“Our invoices are usually due upon receipt, so we have a tendency need financial projections. ”

Not true. Keep in mind, growth/acquisitions (e. g. expanding business hours, new product lines or service, new staff, etc . ) or even changes in vendor payments (e. g. acceleration of payment plan, increase in cost, etc . ) plus expenses (e. g. rate increases, additional services, etc . ) could have a dramatic impact on your cash stream.
There are several ways to do a cash flow discharge. If you talk to financial experts they each may have their preferred method plus terminology. However , you do not have to defer to a financial specialist to get your economic projects done in a rather painless manner. ezTRUNNION LLC has developed an income projection and cash management device that is integrated with QuickBooks(R), the most famous accounting package for small businesses. CASH Cop(TM) has enough flexibility built into the tool to allow companies to produce cash flow projections that suite their own situation and needs. Because the tool focuses only on cash flow projections and cash management the price point is affordable for small businesses.

Additional products available that also perform cash flow projections. Free Excel(R) web templates are available from a variety of resources, including SCORE. These templates require you manually enter all information, and by hand keep them up to date. Because of the time necessary to acquire the necessary information and then essential it in, users typically become discouraged about producing cash flow projections on a regular basis.

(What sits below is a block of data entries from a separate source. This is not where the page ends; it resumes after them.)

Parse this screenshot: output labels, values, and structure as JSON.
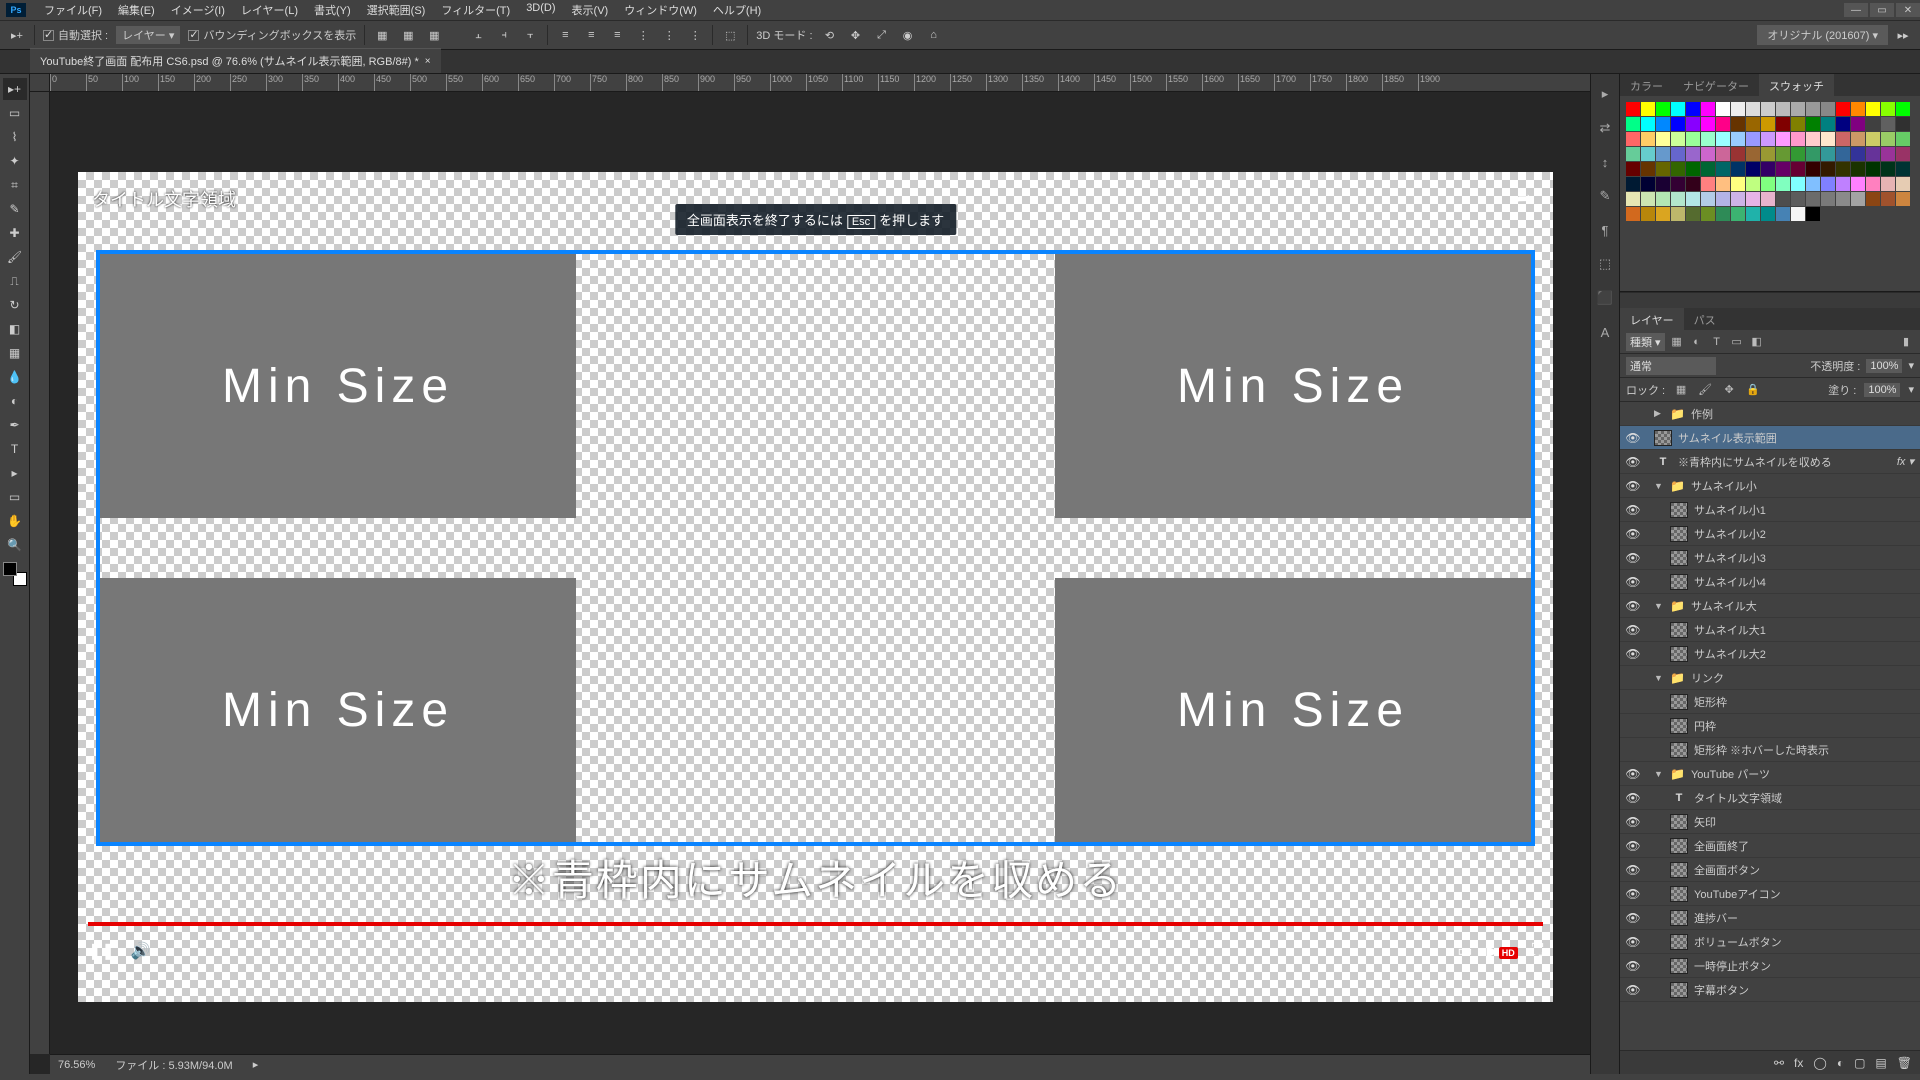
{
  "menu": [
    "ファイル(F)",
    "編集(E)",
    "イメージ(I)",
    "レイヤー(L)",
    "書式(Y)",
    "選択範囲(S)",
    "フィルター(T)",
    "3D(D)",
    "表示(V)",
    "ウィンドウ(W)",
    "ヘルプ(H)"
  ],
  "options": {
    "auto_select": "自動選択 :",
    "auto_select_mode": "レイヤー ▾",
    "bounding": "バウンディングボックスを表示",
    "three_d": "3D モード :",
    "workspace": "オリジナル (201607)"
  },
  "tab": {
    "title": "YouTube終了画面 配布用 CS6.psd @ 76.6% (サムネイル表示範囲, RGB/8#) *"
  },
  "ruler_h": [
    "0",
    "50",
    "100",
    "150",
    "200",
    "250",
    "300",
    "350",
    "400",
    "450",
    "500",
    "550",
    "600",
    "650",
    "700",
    "750",
    "800",
    "850",
    "900",
    "950",
    "1000",
    "1050",
    "1100",
    "1150",
    "1200",
    "1250",
    "1300",
    "1350",
    "1400",
    "1450",
    "1500",
    "1550",
    "1600",
    "1650",
    "1700",
    "1750",
    "1800",
    "1850",
    "1900"
  ],
  "canvas": {
    "title_area": "タイトル文字領域",
    "esc_pre": "全画面表示を終了するには",
    "esc_key": "Esc",
    "esc_post": "を押します",
    "thumb_label": "Min Size",
    "caption": "※青枠内にサムネイルを収める"
  },
  "status": {
    "zoom": "76.56%",
    "file": "ファイル : 5.93M/94.0M"
  },
  "right_tabs_top": [
    "カラー",
    "ナビゲーター",
    "スウォッチ"
  ],
  "right_tabs_layers": [
    "レイヤー",
    "パス"
  ],
  "layer_opts": {
    "kind": "種類 ▾",
    "blend": "通常",
    "opacity_label": "不透明度 :",
    "opacity": "100%",
    "lock_label": "ロック :",
    "fill_label": "塗り :",
    "fill": "100%"
  },
  "layers": [
    {
      "type": "group",
      "name": "作例",
      "vis": false,
      "open": false,
      "indent": 0
    },
    {
      "type": "layer",
      "name": "サムネイル表示範囲",
      "vis": true,
      "indent": 0,
      "sel": true
    },
    {
      "type": "text",
      "name": "※青枠内にサムネイルを収める",
      "vis": true,
      "indent": 0,
      "fx": true
    },
    {
      "type": "group",
      "name": "サムネイル小",
      "vis": true,
      "open": true,
      "indent": 0
    },
    {
      "type": "layer",
      "name": "サムネイル小1",
      "vis": true,
      "indent": 1
    },
    {
      "type": "layer",
      "name": "サムネイル小2",
      "vis": true,
      "indent": 1
    },
    {
      "type": "layer",
      "name": "サムネイル小3",
      "vis": true,
      "indent": 1
    },
    {
      "type": "layer",
      "name": "サムネイル小4",
      "vis": true,
      "indent": 1
    },
    {
      "type": "group",
      "name": "サムネイル大",
      "vis": true,
      "open": true,
      "indent": 0
    },
    {
      "type": "layer",
      "name": "サムネイル大1",
      "vis": true,
      "indent": 1
    },
    {
      "type": "layer",
      "name": "サムネイル大2",
      "vis": true,
      "indent": 1
    },
    {
      "type": "group",
      "name": "リンク",
      "vis": false,
      "open": true,
      "indent": 0
    },
    {
      "type": "layer",
      "name": "矩形枠",
      "vis": false,
      "indent": 1
    },
    {
      "type": "layer",
      "name": "円枠",
      "vis": false,
      "indent": 1
    },
    {
      "type": "layer",
      "name": "矩形枠 ※ホバーした時表示",
      "vis": false,
      "indent": 1
    },
    {
      "type": "group",
      "name": "YouTube パーツ",
      "vis": true,
      "open": true,
      "indent": 0
    },
    {
      "type": "text",
      "name": "タイトル文字領域",
      "vis": true,
      "indent": 1
    },
    {
      "type": "layer",
      "name": "矢印",
      "vis": true,
      "indent": 1
    },
    {
      "type": "layer",
      "name": "全画面終了",
      "vis": true,
      "indent": 1
    },
    {
      "type": "layer",
      "name": "全画面ボタン",
      "vis": true,
      "indent": 1
    },
    {
      "type": "layer",
      "name": "YouTubeアイコン",
      "vis": true,
      "indent": 1
    },
    {
      "type": "layer",
      "name": "進捗バー",
      "vis": true,
      "indent": 1
    },
    {
      "type": "layer",
      "name": "ボリュームボタン",
      "vis": true,
      "indent": 1
    },
    {
      "type": "layer",
      "name": "一時停止ボタン",
      "vis": true,
      "indent": 1
    },
    {
      "type": "layer",
      "name": "字幕ボタン",
      "vis": true,
      "indent": 1
    }
  ],
  "swatch_colors": [
    "#ff0000",
    "#ffff00",
    "#00ff00",
    "#00ffff",
    "#0000ff",
    "#ff00ff",
    "#ffffff",
    "#eeeeee",
    "#dddddd",
    "#cccccc",
    "#bbbbbb",
    "#aaaaaa",
    "#999999",
    "#888888",
    "#ff0000",
    "#ff8800",
    "#ffff00",
    "#88ff00",
    "#00ff00",
    "#00ff88",
    "#00ffff",
    "#0088ff",
    "#0000ff",
    "#8800ff",
    "#ff00ff",
    "#ff0088",
    "#663300",
    "#996600",
    "#cc9900",
    "#800000",
    "#808000",
    "#008000",
    "#008080",
    "#000080",
    "#800080",
    "#404040",
    "#606060",
    "#303030",
    "#ff6666",
    "#ffcc66",
    "#ffff99",
    "#ccff99",
    "#99ff99",
    "#99ffcc",
    "#99ffff",
    "#99ccff",
    "#9999ff",
    "#cc99ff",
    "#ff99ff",
    "#ff99cc",
    "#ffcccc",
    "#ffe6cc",
    "#cc6666",
    "#cc9966",
    "#cccc66",
    "#99cc66",
    "#66cc66",
    "#66cc99",
    "#66cccc",
    "#6699cc",
    "#6666cc",
    "#9966cc",
    "#cc66cc",
    "#cc6699",
    "#993333",
    "#996633",
    "#999933",
    "#669933",
    "#339933",
    "#339966",
    "#339999",
    "#336699",
    "#333399",
    "#663399",
    "#993399",
    "#993366",
    "#660000",
    "#663300",
    "#666600",
    "#336600",
    "#006600",
    "#006633",
    "#006666",
    "#003366",
    "#000066",
    "#330066",
    "#660066",
    "#660033",
    "#330000",
    "#331a00",
    "#333300",
    "#1a3300",
    "#003300",
    "#00331a",
    "#003333",
    "#001a33",
    "#000033",
    "#1a0033",
    "#330033",
    "#33001a",
    "#ff8080",
    "#ffbf80",
    "#ffff80",
    "#bfff80",
    "#80ff80",
    "#80ffbf",
    "#80ffff",
    "#80bfff",
    "#8080ff",
    "#bf80ff",
    "#ff80ff",
    "#ff80bf",
    "#e6b3b3",
    "#e6ccb3",
    "#e6e6b3",
    "#cce6b3",
    "#b3e6b3",
    "#b3e6cc",
    "#b3e6e6",
    "#b3cce6",
    "#b3b3e6",
    "#ccb3e6",
    "#e6b3e6",
    "#e6b3cc",
    "#4d4d4d",
    "#5c5c5c",
    "#6b6b6b",
    "#7a7a7a",
    "#8a8a8a",
    "#a3a3a3",
    "#8b4513",
    "#a0522d",
    "#cd853f",
    "#d2691e",
    "#b8860b",
    "#daa520",
    "#bdb76b",
    "#556b2f",
    "#6b8e23",
    "#2e8b57",
    "#3cb371",
    "#20b2aa",
    "#008b8b",
    "#4682b4",
    "#f5f5f5",
    "#000000"
  ]
}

There are also financial planning equipment, available for a price, that have a host of reports, graphs, and tools integrated into 1 application. These types of tools fall into one of two categories: stand-alone or integrated. The stand-alone financial planning tools still require the collection and keying-in of essential data, but these equipment are affordable to a small business, plus product a variety of reports and charts. These tools vary in their “friendliness” in order to layman users. Check them out before buying. The integrated financial preparing tools can pull necessary info from specified accounting systems (very few integrate with QuickBooks), but these tools tend to be more expensive, providing reports, graphs and other financial tools tailored for larger businesses. Be sure you understand the pricing (e. g. monthly service charge or one-time purchase) before buying.